By Carrie Schram, Medical Director, Natural Conception Program
Here, and in my antenatal practice, I’m being frequently asked questions about infection with COVID-19 and pregnancy.
By background, I’m a family doctor who has done a fellowship in women’s health that included low-risk obstetrical training, and a few years back I completed a master’s of public health.
Although all of the physicians at Hannam Fertility Centre have training in labour and delivery, some much more than I, at present I’m the only doctor still practicing and seeing women delivering in our current pandemic climate.
I will be honest, it is a bit of a scary time to be getting pregnant and having a baby. There is a lot we don’t know, and information is changing quickly.
But there is good news.
The three major medical associations regarding pregnancy, including the Royal College of Obstetricians and Gynaecologists (RCOG), American College of Obstetricians and Gynecologists (ACOG) and the Society of Obstetricians and Gynaecologists of Canada (SOGC), all agree that based on what we know to date and the properties of COVID-19 (and its similarity to other viruses) pregnancy is, on the whole, quite safe. Phew!
Specifically, COVID-19 does not appear to increase the risk of miscarriage or cause birth defects, should you catch it at the beginning of pregnancy.
Women who get COVID-19 in the first two trimesters of pregnancy, that is less than 28 weeks gestational age, appear to not be severely affected and do well.
Later in pregnancy, however, could be more concerning. There are small case reports (of not many women), that infection in the third trimester can be pretty severe and either cause pre-term delivery or make doctors force a pre-term delivery to save the affected mother. The good news is that most pre-term babies in Canada do very well.
There continue to be questions about whether or not infection can pass through the placenta. At first, we thought it could not, now we think maybe it can. Perhaps it is related to viral load? That verdict is still unclear.
So what we know now is an infection in early pregnancy is likely OK, but later on, it could put mothers and babies at risk. Even later in pregnancy, however, almost all mothers and babies have recovered and are now well.
For women who are pregnant now and early in pregnancy, I’m recommending they take the same precautions as everyone else – stay home if possible, wash hands frequently, avoid touching one’s face, see loved ones virtually.
For those later in pregnancy, those precautions all still apply, but I’m also helping people plan for delivery. At present, hospitals are restricting access to visitors and this includes labour and delivery.
Women in labour are allowed one support person, who must not have travelled recently and who must be clinically well. That person has to stay with the labouring woman, and cannot come and go, not even for coffee. So, pick that person, have a back-up in case that person becomes unwell, and pack lots of snacks as you’ll both be in the hospital for two-to-three days, and hospitals don’t feed support people.
Unfortunately, this may mean that you cannot have your mother or best friend or doula, which we apologize for, but it’s for everyone’s safety. Your delivery team will also be wearing extra protective gear when you deliver, to protect us and you, so expect to see that.
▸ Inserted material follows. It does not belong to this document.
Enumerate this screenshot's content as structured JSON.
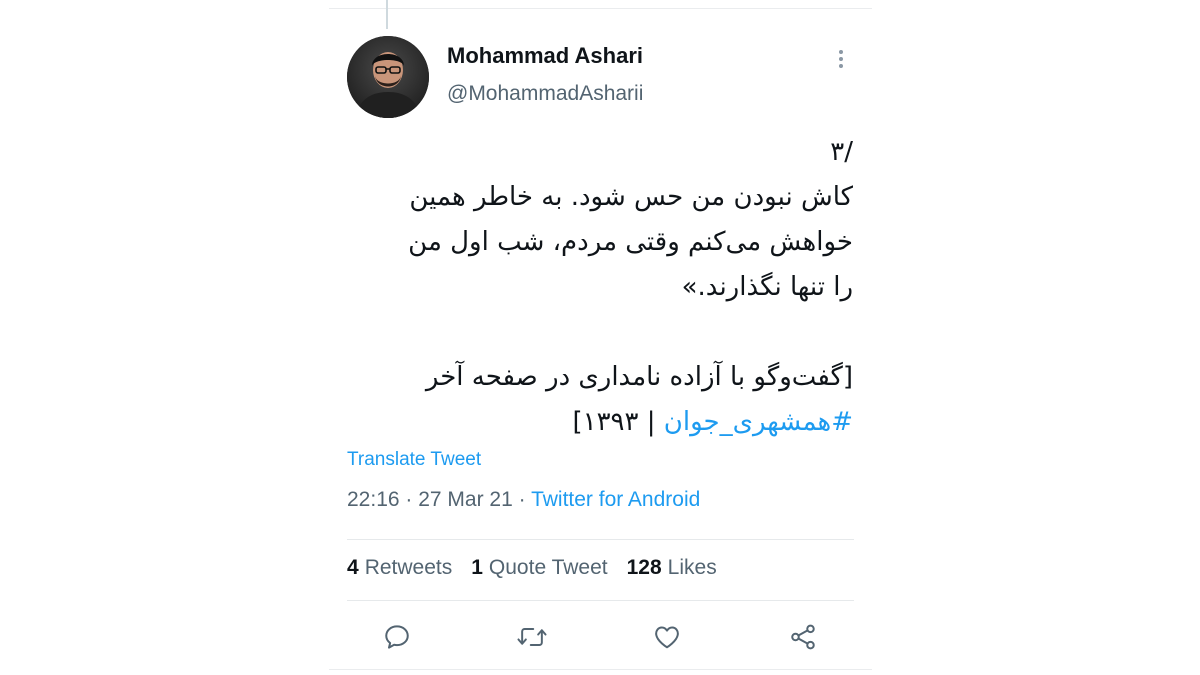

Also for those later in pregnancy, if you have any symptoms of COVID-19, or even what you’re sure is a typical cold, you have to go to a COVID-19 testing centre for testing. We need to know before you arrive in labour.
There have been and will be, women in Toronto who actively have COVID-19 when they deliver. For those women, we will be wearing even more protective gear, so expect that. For these women, at this time, we cannot have support people present. We deeply apologize, but we need to keep everyone safe to continue to help bring babies into this world.
As always, talk to your obstetrical care provider for more specific information about your pregnancy and policies at your hospital. Know things are evolving quickly, but that all of us delivering babies right now are doing our best to do so safely.
And what a story you’ll have to tell baby someday when he/she is older!
About the Author
Carrie Schram MD CCFP MPH
The Medical Director of Hannam’s Natural Conception Program, Dr. Schram has fellowship training in Women’s Health and a Masters of Public Health from the University of Toronto, where she is an assistant professor.